Who Else Does This When You Write?

The last three weeks have been fully loaded with family events, keeping up with my children, Christmas shopping, and trying to dig myself out of the mess in my house.

A new idea for a series has been tugging at my imagination. I’ve been “writing” as much as possible (aka… rearranging my office) because my word count has been so small. And the process has been agonizingly slow. Good, but slow.

Hello, 4,000 words out of 50,000!!

NaNoWriMo2018 , I think I’ve failed… (NaNoWriMo is an annual writing “sport” of sorts where the writing community challenges themselves to write a novel, 50,000 words in length at least, in the month of November, dubbing it National Novel Writing Month).

Then, closer to the deadline I get (and the more I organize my office), the FULL PICTURE of the entire series slams into my brain, plot holes are suddenly filled, characters are speaking loudly inside my head, and details are lit up like Christmas lights.

This happens Every. Single. Time.

But now … There’s so much to do and so little time. Now, I’ll likely be writing through the night in a fury of inspiration.

I’ve never been able to pace myself, as hard as I try. My best results happen by pulling all-nighters, lighting the keyboard on fire with my fingertips, then sleeping for 24 hours straight.

This “process” (if you can call it that) is near impossible as a parent. Hence, the drastic drop in writing projects since I’ve become a mother. I type using a Bluetooth keyboard in carline. I jot notes on the back of my shopping list in the grocery store parking lot. I save as much as I can using writing apps on my phone.

I’ve been passionate about (read: obsessed with) learning about the process of other writers. Maybe it’s because I love imagining how they do it, stringing words together until they have a beautiful novel. I imagine they sit down im their designsted writing spot (or their writing spot for the moment) and click away on a laptop, piecing together a lovely chapter, clicking “save”, and happily getting back to it the next day. Is this a reality for successful writers, or a ridiculous concept? … Maybe it’s because I’ve always, for YEARS, wanted to learn to write like a grown up. You know, like a REAL writer. Such as developing a daily writing habit. Reaching a daily wordcount goal. Outlining (REAL outling, not descriptive, disconnected paragraphs scribbled on scrap pieces of paper and tossed into a floral box). I’ve always imagined myself telling other writers one day, with an air of importance, “Create a system. One that works like a well-oiled machine. One you can depend on. Like a quality sewing machine that never misses a stitch, even and consistent. Stick with your habit, no matter what. Then you’ll be able to write your novel.” I listen to podcasts of successful writers. I watch interviews of them. I read about them with hopeful bliss, thinking, “That’ll be me one day.”

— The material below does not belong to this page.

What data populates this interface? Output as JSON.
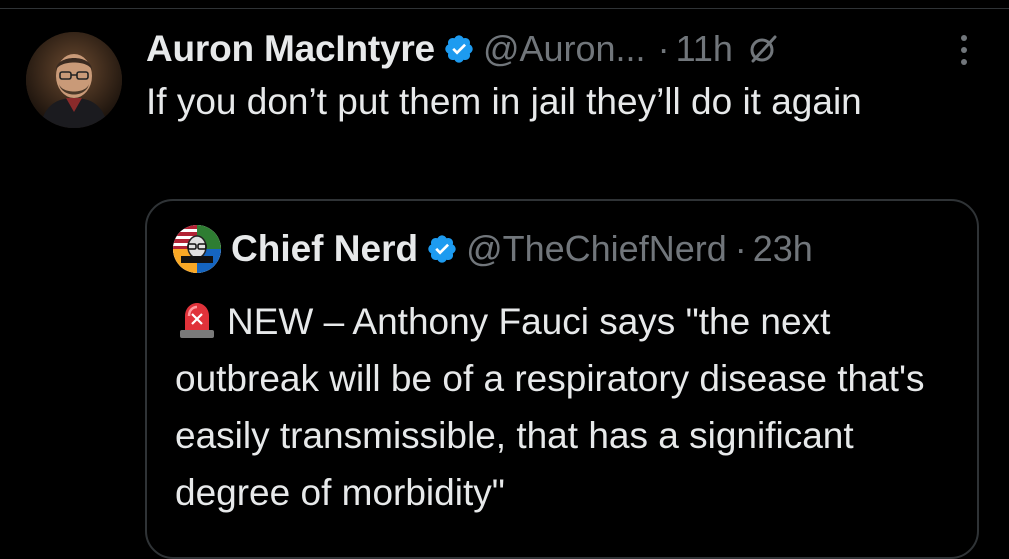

Right now, the only advice from experience I can give, is to chase that idea while it’s hot … Like gobbling a pancake fresh off the griddle. Once it cools, it’s not nearly as delicious.

Tosca Lee says, “Write how you write best.” Stephen King says to write however works best for you, whatever that looks like. Read, write, repeat (not so much in those words…)

No matter how much time I have in advance, the best work happens at the last minute for me. The majority of the time leading up to the deadline is dreamy contemplation, eliminating characters that don’t fit, scenes that implode, and plot lines that simply don’t work. I call it “mental writing”.

Then, as the pressure of the deadline approaches, and the thrill of completion taunts me, everything comes together in a whirlwind, like a tornado picking up planks of wood and somehow slapping together a gorgeous house.

What is your process? How do you write best? What are your obstacles?

Now… Will someone please come help me put my office back together again…?